Heading into a theater to see First Man, a subtle, poetic, nerve-racking glimpse into a few years in the life of first man on the moon Neil Armstrong, you wouldn't expect it to be about the consequences of death and inconsolable grief. But, even for all it's jaw-dropping, immersive, claustrophobic space-flight sequences, it is. And it’s devastating.
These flights, and Singer’s screenplay built around them, aren’t celebrations of the awe-inspiring streamlined beauty of 1960s flying machines, or their undisputed technical marvels, or cutting-edge NASA technology. Nor does the movie rely on surface-level, feel-good, flag-waving patriotism or heroic mythologizing as did, say, Apollo 13. It's about ordinary Americans reaching for the seemingly impossible—and, despite the human costs, scoring astonishing achievements in rocket ships crammed with spinning dials, levers, equipment that doesn’t always work. When a piece of equipment falters immediately pre-flight, a NASA technician actually asks if anyone has a Swiss Army knife handy.
Chazelle directs the intimate epic like a seasoned veteran. He and the screenwriter never forget to place the movie in a specific time and context, with poignant references to Pres. Kennedy; the element of macho in the "Space Race" competition between the U.S. and the Soviet Union; the divisive Vietnam War; and the racial turbulence of the times, conveyed by superb use of Gil Scott-Heron’s “Whitey on the Moon.” Chazelle has also made brilliant use of first-rate collaborators including cinematographer Linus Sandgren (those averse to shaky cam: beware), production designer Nathan Crowley, composer Justin Hurwitz, editor Tom Cross and, especially, sound designer Ai-Ling Lee and a cadre of sound experts.
Ryan Gosling is canny in letting us feel the wells of emotion he’s tamping down, rather than playing to the cheap seats.
That may cost the movie—some call it chilly and remote—a wider audience, but it makes for a grittier, realer experience.
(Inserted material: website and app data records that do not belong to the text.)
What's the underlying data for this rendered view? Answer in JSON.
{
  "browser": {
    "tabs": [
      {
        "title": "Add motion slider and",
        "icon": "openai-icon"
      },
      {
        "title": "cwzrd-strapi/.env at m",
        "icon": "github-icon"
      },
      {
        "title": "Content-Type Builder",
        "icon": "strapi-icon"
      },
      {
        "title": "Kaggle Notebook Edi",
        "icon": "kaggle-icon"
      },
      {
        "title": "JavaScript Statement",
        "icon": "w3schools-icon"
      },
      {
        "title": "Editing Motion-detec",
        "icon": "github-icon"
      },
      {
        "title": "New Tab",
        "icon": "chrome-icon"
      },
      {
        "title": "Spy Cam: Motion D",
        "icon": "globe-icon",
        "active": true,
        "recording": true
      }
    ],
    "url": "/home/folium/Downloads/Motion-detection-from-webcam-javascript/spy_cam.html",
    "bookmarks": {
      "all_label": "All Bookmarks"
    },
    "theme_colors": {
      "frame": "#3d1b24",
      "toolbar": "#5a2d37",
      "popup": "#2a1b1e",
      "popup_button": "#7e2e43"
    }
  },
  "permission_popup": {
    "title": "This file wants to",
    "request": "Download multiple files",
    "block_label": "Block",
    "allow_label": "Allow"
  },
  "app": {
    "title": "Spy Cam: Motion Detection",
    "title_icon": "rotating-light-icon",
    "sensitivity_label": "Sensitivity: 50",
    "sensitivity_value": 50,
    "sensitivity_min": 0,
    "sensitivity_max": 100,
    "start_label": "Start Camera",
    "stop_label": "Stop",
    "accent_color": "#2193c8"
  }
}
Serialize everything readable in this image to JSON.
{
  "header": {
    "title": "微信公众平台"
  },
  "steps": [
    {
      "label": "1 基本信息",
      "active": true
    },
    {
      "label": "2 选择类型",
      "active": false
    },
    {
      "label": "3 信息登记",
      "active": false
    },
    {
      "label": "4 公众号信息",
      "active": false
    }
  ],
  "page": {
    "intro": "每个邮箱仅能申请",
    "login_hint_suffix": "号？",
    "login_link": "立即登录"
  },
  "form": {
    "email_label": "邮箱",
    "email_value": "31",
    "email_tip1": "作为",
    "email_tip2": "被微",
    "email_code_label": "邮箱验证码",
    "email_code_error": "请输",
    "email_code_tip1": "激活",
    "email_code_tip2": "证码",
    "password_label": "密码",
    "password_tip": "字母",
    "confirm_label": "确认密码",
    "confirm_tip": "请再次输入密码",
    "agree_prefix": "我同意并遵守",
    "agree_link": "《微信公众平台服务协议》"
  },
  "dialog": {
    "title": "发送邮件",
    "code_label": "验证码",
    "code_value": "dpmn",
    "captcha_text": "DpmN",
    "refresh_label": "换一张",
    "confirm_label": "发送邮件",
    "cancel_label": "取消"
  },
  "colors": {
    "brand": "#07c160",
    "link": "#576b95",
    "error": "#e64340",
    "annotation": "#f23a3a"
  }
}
Foy, a powerhouse, makes a lot out of a little, and the supporting players make rock-solid contributions, notably Corey Stoll (as cocky Buzz Aldrin), Kyle Chandler (Deke Slayton), Pablo Schreiber (Jim Lovell), Jason Clarke (Edward Higgins White), Lukas Haas (Mike Collins), Patrick Fugit (Elliot See) and Shea Whigham as Gus Grissom. In case you're wondering, the moon-landing finale is a full-on knockout, technically and emotionally. It may not feature a flag-planting, but it goes for the jugular in subtle, powerful ways.
- Ryan Gosling and the rest of the cast are perfect in the thrilling and unexpectedly fresh and emotional tale
- The title character might be a bit tough to warm up to for some viewers